This tentative formula takes into account (1) the average (mean) honors completion rate for the whole data set (57.88 percent); (2) the mean university-wide freshman retention rate for the whole data set (86.81 percent); (3) the completion rate of each program; (4) the freshman retention rate for the parent university of each program; and (5) the graduation rate of each university.
The formula assumes that a desirable target honors completion rate should at least equal the midway point between the university graduation rate and the adjusted honors completion rate.(See examples below, however, for programs that have honors completion rates that exceed the university graduation rate.) The formula can easily be changed to include lower or higher target levels by increasing or reducing the divisor.
H = the mean honors completion rate for the data set;
F = the mean freshman retention rate for the data set;
P = the program completion rate;
C = the completion rate of each program adjusted to the university freshman retention rate (.67*R);
R = the freshman retention rate of each parent university;
G = the graduation rate of each parent university;
T = the estimated target completion rate after the formula is applied. T = (G + C) /2. This is an estimate of what the minimum completion rate should be, given the university’s freshman retention rate and graduation rate, and the mean completion rate and mean freshman retention rate for this data set. Other data sets would of course have different data, but the formula could still be applied.

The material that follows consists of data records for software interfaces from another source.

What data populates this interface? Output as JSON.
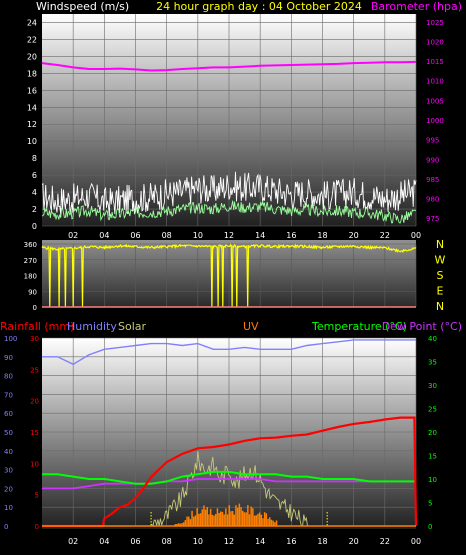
{
  "colors": {
    "windspeed": "#ffffff",
    "gust": "#ffffff",
    "avgwind": "#99ff99",
    "barometer": "#ff00ff",
    "direction": "#ffff00",
    "rain": "#ff0000",
    "humidity": "#8080ff",
    "solar": "#c8c878",
    "uv": "#ff8000",
    "temperature": "#00ff00",
    "dewpoint": "#cc33ff",
    "title": "#ffff00",
    "axis_left": "#ffffff",
    "axis_right": "#ff00ff"
  },
  "chart_data": [
    {
      "type": "line",
      "title": "24 hour graph day : 04 October 2024",
      "ylabel_left": "Windspeed (m/s)",
      "ylabel_right": "Barometer (hpa)",
      "y_left_ticks": [
        "0",
        "2",
        "4",
        "6",
        "8",
        "10",
        "12",
        "14",
        "16",
        "18",
        "20",
        "22",
        "24"
      ],
      "y_right_ticks": [
        "975",
        "980",
        "985",
        "990",
        "995",
        "1000",
        "1005",
        "1010",
        "1015",
        "1020",
        "1025"
      ],
      "x_ticks": [
        "02",
        "04",
        "06",
        "08",
        "10",
        "12",
        "14",
        "16",
        "18",
        "20",
        "22",
        "00"
      ],
      "ylim_left": [
        0,
        25
      ],
      "ylim_right": [
        973,
        1027
      ],
      "series": [
        {
          "name": "Windspeed (m/s)",
          "x": [
            0,
            1,
            2,
            3,
            4,
            5,
            6,
            7,
            8,
            9,
            10,
            11,
            12,
            13,
            14,
            15,
            16,
            17,
            18,
            19,
            20,
            21,
            22,
            23,
            24
          ],
          "values": [
            3.5,
            3.0,
            3.2,
            3.6,
            2.8,
            3.0,
            3.2,
            3.4,
            3.8,
            4.0,
            4.5,
            4.2,
            4.8,
            4.5,
            4.6,
            4.2,
            3.8,
            4.0,
            3.6,
            3.8,
            4.0,
            3.6,
            3.2,
            3.6,
            4.0
          ]
        },
        {
          "name": "Barometer (hpa)",
          "x": [
            0,
            1,
            2,
            3,
            4,
            5,
            6,
            7,
            8,
            9,
            10,
            11,
            12,
            13,
            14,
            15,
            16,
            17,
            18,
            19,
            20,
            21,
            22,
            23,
            24
          ],
          "values": [
            1014.5,
            1014.0,
            1013.4,
            1013.0,
            1013.0,
            1013.1,
            1012.9,
            1012.6,
            1012.7,
            1013.0,
            1013.2,
            1013.4,
            1013.4,
            1013.6,
            1013.8,
            1013.9,
            1014.0,
            1014.1,
            1014.2,
            1014.3,
            1014.5,
            1014.6,
            1014.7,
            1014.7,
            1014.8
          ]
        },
        {
          "name": "Average wind",
          "x": [
            0,
            1,
            2,
            3,
            4,
            5,
            6,
            7,
            8,
            9,
            10,
            11,
            12,
            13,
            14,
            15,
            16,
            17,
            18,
            19,
            20,
            21,
            22,
            23,
            24
          ],
          "values": [
            1.6,
            1.4,
            1.5,
            1.8,
            1.2,
            1.4,
            1.6,
            1.6,
            1.8,
            2.0,
            2.2,
            2.0,
            2.4,
            2.2,
            2.3,
            2.0,
            1.8,
            1.9,
            1.7,
            1.8,
            1.6,
            1.5,
            1.2,
            0.8,
            1.5
          ]
        }
      ]
    },
    {
      "type": "line",
      "ylabel_left": "",
      "y_left_ticks": [
        "0",
        "90",
        "180",
        "270",
        "360"
      ],
      "y_right_labels": [
        "N",
        "W",
        "S",
        "E",
        "N"
      ],
      "ylim_left": [
        0,
        360
      ],
      "series": [
        {
          "name": "Wind direction",
          "x": [
            0,
            1,
            2,
            3,
            4,
            5,
            6,
            7,
            8,
            9,
            10,
            11,
            12,
            13,
            14,
            15,
            16,
            17,
            18,
            19,
            20,
            21,
            22,
            23,
            24
          ],
          "values": [
            340,
            330,
            335,
            345,
            340,
            350,
            345,
            340,
            345,
            350,
            348,
            345,
            350,
            345,
            350,
            345,
            348,
            345,
            340,
            345,
            348,
            340,
            338,
            320,
            335
          ]
        }
      ],
      "drops_to_zero_hours": [
        0.5,
        1.1,
        1.5,
        2.0,
        2.6,
        10.9,
        11.3,
        11.6,
        12.2,
        12.5,
        13.2
      ]
    },
    {
      "type": "line",
      "ylabel_left": "Rainfall (mm)",
      "legend": [
        "Rainfall (mm)",
        "Humidity",
        "Solar",
        "UV",
        "Temperature (°C)",
        "Dew Point (°C)"
      ],
      "y_humidity_ticks": [
        "0",
        "10",
        "20",
        "30",
        "40",
        "50",
        "60",
        "70",
        "80",
        "90",
        "100"
      ],
      "y_rain_ticks": [
        "0",
        "5",
        "10",
        "15",
        "20",
        "25",
        "30"
      ],
      "y_temp_ticks": [
        "0",
        "5",
        "10",
        "15",
        "20",
        "25",
        "30",
        "35",
        "40"
      ],
      "x_ticks": [
        "02",
        "04",
        "06",
        "08",
        "10",
        "12",
        "14",
        "16",
        "18",
        "20",
        "22",
        "00"
      ],
      "ylim_humidity": [
        0,
        100
      ],
      "ylim_rain": [
        0,
        30
      ],
      "ylim_temp": [
        0,
        40
      ],
      "series": [
        {
          "name": "Humidity",
          "x": [
            0,
            1,
            2,
            3,
            4,
            5,
            6,
            7,
            8,
            9,
            10,
            11,
            12,
            13,
            14,
            15,
            16,
            17,
            18,
            19,
            20,
            21,
            22,
            23,
            24
          ],
          "values": [
            90,
            90,
            86,
            91,
            94,
            95,
            96,
            97,
            97,
            96,
            97,
            94,
            94,
            95,
            94,
            94,
            94,
            96,
            97,
            98,
            99,
            99,
            99,
            99,
            99
          ]
        },
        {
          "name": "Rainfall (mm)",
          "x": [
            0,
            3.9,
            4.0,
            4.5,
            5.0,
            5.5,
            6.0,
            6.5,
            7.0,
            7.5,
            8.0,
            9.0,
            10.0,
            11.0,
            12.0,
            13.0,
            14.0,
            15.0,
            16.0,
            17.0,
            18.0,
            19.0,
            20.0,
            21.0,
            22.0,
            23.0,
            23.9,
            24.0
          ],
          "values": [
            0,
            0,
            1.2,
            2.0,
            3.0,
            3.4,
            4.5,
            6.0,
            7.8,
            9.0,
            10.2,
            11.5,
            12.4,
            12.6,
            13.0,
            13.6,
            14.0,
            14.1,
            14.4,
            14.6,
            15.2,
            15.8,
            16.3,
            16.6,
            17.0,
            17.3,
            17.3,
            0
          ]
        },
        {
          "name": "Temperature (°C)",
          "x": [
            0,
            1,
            2,
            3,
            4,
            5,
            6,
            7,
            8,
            9,
            10,
            11,
            12,
            13,
            14,
            15,
            16,
            17,
            18,
            19,
            20,
            21,
            22,
            23,
            24
          ],
          "values": [
            11,
            11,
            10.5,
            10,
            10,
            9.5,
            9,
            9,
            9.5,
            10.5,
            11,
            11.5,
            11.5,
            11,
            11,
            11,
            10.5,
            10.5,
            10,
            10,
            10,
            9.5,
            9.5,
            9.5,
            9.5
          ]
        },
        {
          "name": "Dew Point (°C)",
          "x": [
            0,
            1,
            2,
            3,
            4,
            5,
            6,
            7,
            8,
            9,
            10,
            11,
            12,
            13,
            14,
            15,
            16,
            17,
            18,
            19,
            20,
            21,
            22,
            23,
            24
          ],
          "values": [
            8,
            8,
            8,
            8.5,
            9,
            9,
            9,
            9,
            9.5,
            9.5,
            10,
            10,
            10,
            10,
            10,
            9.5,
            9.5,
            9.5,
            9.5,
            9.5,
            9.5,
            9.5,
            9.5,
            9.5,
            9.5
          ]
        },
        {
          "name": "Solar",
          "x": [
            0,
            7,
            8,
            9,
            9.5,
            10,
            10.5,
            11,
            11.5,
            12,
            12.5,
            13,
            13.5,
            14,
            14.5,
            15,
            16,
            17,
            24
          ],
          "values": [
            0,
            0,
            2,
            6,
            10,
            14,
            12,
            13,
            10,
            12,
            9,
            11,
            12,
            10,
            7,
            5,
            3,
            0,
            0
          ]
        },
        {
          "name": "UV",
          "x": [
            0,
            8,
            9,
            10,
            11,
            12,
            13,
            14,
            15,
            16,
            24
          ],
          "values": [
            0,
            0,
            1,
            4,
            3,
            4,
            4,
            3,
            1,
            0,
            0
          ]
        }
      ]
    }
  ]
}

The completion rates of ten programs exceeded the graduation rates of their parent universities.
Here is the formula, where P = 61%; R = 92%; G = 83%:
First step = (H/F), or .57.88 / 86.81. The result is .67. This is a constant for this data set.
Second step is to adjust the completion rate in relation to the university freshman retention rate = .67 *R, or .67 *92. The result is 61.64 (C), a bit higher than the actual program completion rate of 61.0 (P), because of the relatively high freshman retention rate.
Third step is to adjust the completion rate C in relation to the university graduation rate in order to calculate the target completion rate. T = (G + C) /2, or (83 + 61.64) /2 = 72.32 (T).
Fourth step is to calculate P – T, which would be 61.00 – 72.32 = –11.32. This step calculates the extent to which the program completion rate varies from the estimated target rate. The program is performing below the estimated target rate. The relatively high university graduation rate is the main reason.
Honors program A had a program completion rate (P) of 84%, a freshman retention rate (R) of 88%, and a university graduation rate (G) of 73%. The C rate would be .67*88, or 58.96. The T calculation would be (G + C) /2, or (73 + 58.96) / 2= 65.98 (T). Now calculate C – T, (or 84 – 65.98) = +18.02. This program is performing far above its estimated target rate.
Honors program B had the same program completion rate (P) of 84% but a much higher freshman retention rate (R) of 95%, and a university graduation rate (G) of 81%. Calculating the C value would be .67*95, or 63.7, and the T would (G + C) /2, or (81 – 63.7) /2 = 73.325. When we calculate C – T, (84 – 73.325), the result is + 11.675. This program is performing well above its estimated rage, but even with the same completion rate as Program A, the impact of higher graduation and freshman retention rates for Program B causes its relative performance rating to be lower than Program A. In other words, the expectations were higher for Program B. Both programs are exceptional in that their honors completion rates exceed their university graduation rates.
Honors program D had a program completion rate (P) of 40%, a freshman retention rate (R) of 82%, and a university graduation rate (G) of 53%. C would be .67*82, or 54.94. T would be (G + C) /2, or (53 + 54.94) /2 = 53.97. Calculating C – T, the result is 40 – 53.97, or -13.97. Program D is significantly underperforming based on the formula.